The field where the Vikings play is now named Smith-Bibler Memorial Field-Home of Death Valley Football, in honor of Bibler and Charlie Smith, the man who coached the Vikings to a state championship in 1979.
Burkhart, who is just the second AD in school history, says that he has thoroughly enjoyed his long tenure as a coach, teacher and AD at Valley.
“I’ve been very blessed to do what I love for the last 35 years,” said Burkhart, who came to Valley in 1982. “I just want to thank our School Board and our community here for that privilege.
“I have enjoyed being the AD the last 24 years. I’ve never had bad days. I’ve had some trying days, but not bad ones. I’m going to miss the day-to-day contact with our students, our teachers and our coaching staff.”
Burkhart, who is 57, admits though that he is ready to step away.
“I’ve always had a goal to retire early and I’m blessed to be able to see that occur,” Burkhart explained. “I want to step back and enjoy life with my wife (Angie) while we are in good health.
“I know that I need to thank Angie and my boys (sons Britton and Taylor) for their support all these years. There’s been a lot of 12-15 hour days and I have put my family on the back burner. That’s the nature of coaching and being an AD. I’m fortunate that I have a spouse who was supportive and who loved sports.”
“I feel like I have been grinning ear-to-ear every day this year. I’m sure that Emily (athletic administrative assistant Emily Gearhart) is tired of seeing me grin so much.”
Burkhart says that he plans to spend more time with his family first and foremost now.

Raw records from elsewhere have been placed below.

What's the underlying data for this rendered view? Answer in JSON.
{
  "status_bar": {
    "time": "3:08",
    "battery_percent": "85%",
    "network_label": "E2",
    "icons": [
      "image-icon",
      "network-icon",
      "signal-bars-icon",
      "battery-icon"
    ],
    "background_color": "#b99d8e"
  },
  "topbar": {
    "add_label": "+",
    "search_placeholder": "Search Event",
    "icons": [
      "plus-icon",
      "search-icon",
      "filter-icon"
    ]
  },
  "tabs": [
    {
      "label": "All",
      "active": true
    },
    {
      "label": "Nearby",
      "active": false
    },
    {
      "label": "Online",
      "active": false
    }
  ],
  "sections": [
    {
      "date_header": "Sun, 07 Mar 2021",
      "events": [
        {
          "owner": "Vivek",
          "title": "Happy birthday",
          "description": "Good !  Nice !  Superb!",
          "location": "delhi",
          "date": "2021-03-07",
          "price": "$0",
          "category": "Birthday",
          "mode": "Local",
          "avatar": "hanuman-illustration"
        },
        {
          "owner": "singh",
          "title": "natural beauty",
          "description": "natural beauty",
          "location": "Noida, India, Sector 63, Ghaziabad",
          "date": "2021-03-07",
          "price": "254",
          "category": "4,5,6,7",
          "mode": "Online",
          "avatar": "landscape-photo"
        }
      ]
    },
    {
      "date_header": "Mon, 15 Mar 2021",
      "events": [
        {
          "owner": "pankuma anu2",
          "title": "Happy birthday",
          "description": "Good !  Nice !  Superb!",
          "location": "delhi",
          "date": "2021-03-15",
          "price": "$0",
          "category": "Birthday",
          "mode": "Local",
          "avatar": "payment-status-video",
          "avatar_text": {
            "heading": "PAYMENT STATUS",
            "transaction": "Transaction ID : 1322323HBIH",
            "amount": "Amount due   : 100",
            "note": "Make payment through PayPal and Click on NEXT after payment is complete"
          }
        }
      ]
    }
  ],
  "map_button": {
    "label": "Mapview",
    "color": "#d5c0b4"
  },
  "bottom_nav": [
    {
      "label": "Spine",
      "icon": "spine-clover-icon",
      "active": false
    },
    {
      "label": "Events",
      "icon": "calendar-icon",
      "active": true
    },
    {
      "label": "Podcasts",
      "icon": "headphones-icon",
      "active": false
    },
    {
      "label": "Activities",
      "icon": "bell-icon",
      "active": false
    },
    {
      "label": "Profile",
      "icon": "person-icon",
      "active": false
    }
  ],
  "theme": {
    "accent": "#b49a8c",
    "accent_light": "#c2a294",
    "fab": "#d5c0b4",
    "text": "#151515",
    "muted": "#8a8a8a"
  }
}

He also plans to be on the golf course even more now and do some traveling, especially to a warmer climate during the cold Indiana winters, which he is no fan of.
“We have two grandkids now and a third one on the way soon,” commented Burkhart. “I also want to spend more time now with my parents (who live in Huntington).”
Burkhart, who was 113-42 as the Valley girls basketball coach from 1987-95, says his focus has always been on a team approach when it comes to running a high school athletic department.
“It’s not been about me, but about we,” emphasized Burkhart, who has also been the head baseball coach, track coach and a football assistant during his time at Valley. “I’ve been blessed that we have had so many coaches and other people who help with our athletics (such as scorekeepers, announcers, etc.) who have been here at Valley for years.
“We’re a team and we have worked together. The bottom line is that myself and the coaches are working together for the good of the school. My role was to support our coaches and athletes so that they could be as successful as they could and reach their goals.”
Burkhart, who also teaches psychology and sociology, has overseen an athletic program with its share of ups and downs in a challenging time. The Vikings won 43 Three Rivers Conference titles and 17 sectional championships since 1995 when Burkhart became the AD. The highlight came in 2015 when the girls basketball team was Class 3-A state runner-up.
“I feel good about what we have done here at Valley,” said Burkhart of his tenure as AD. “I do feel that we are very competitive. Everyone wants to win, but that’s not what high school athletics is all about.
“The success we have had is a credit to our coaches and our kids here.”
And a credit to the man who will be greatly missed after 35 years of countless contributions to Valley athletics and its student-athletes at so many levels.
Enjoy retirement Duane.
You have definitely earned it.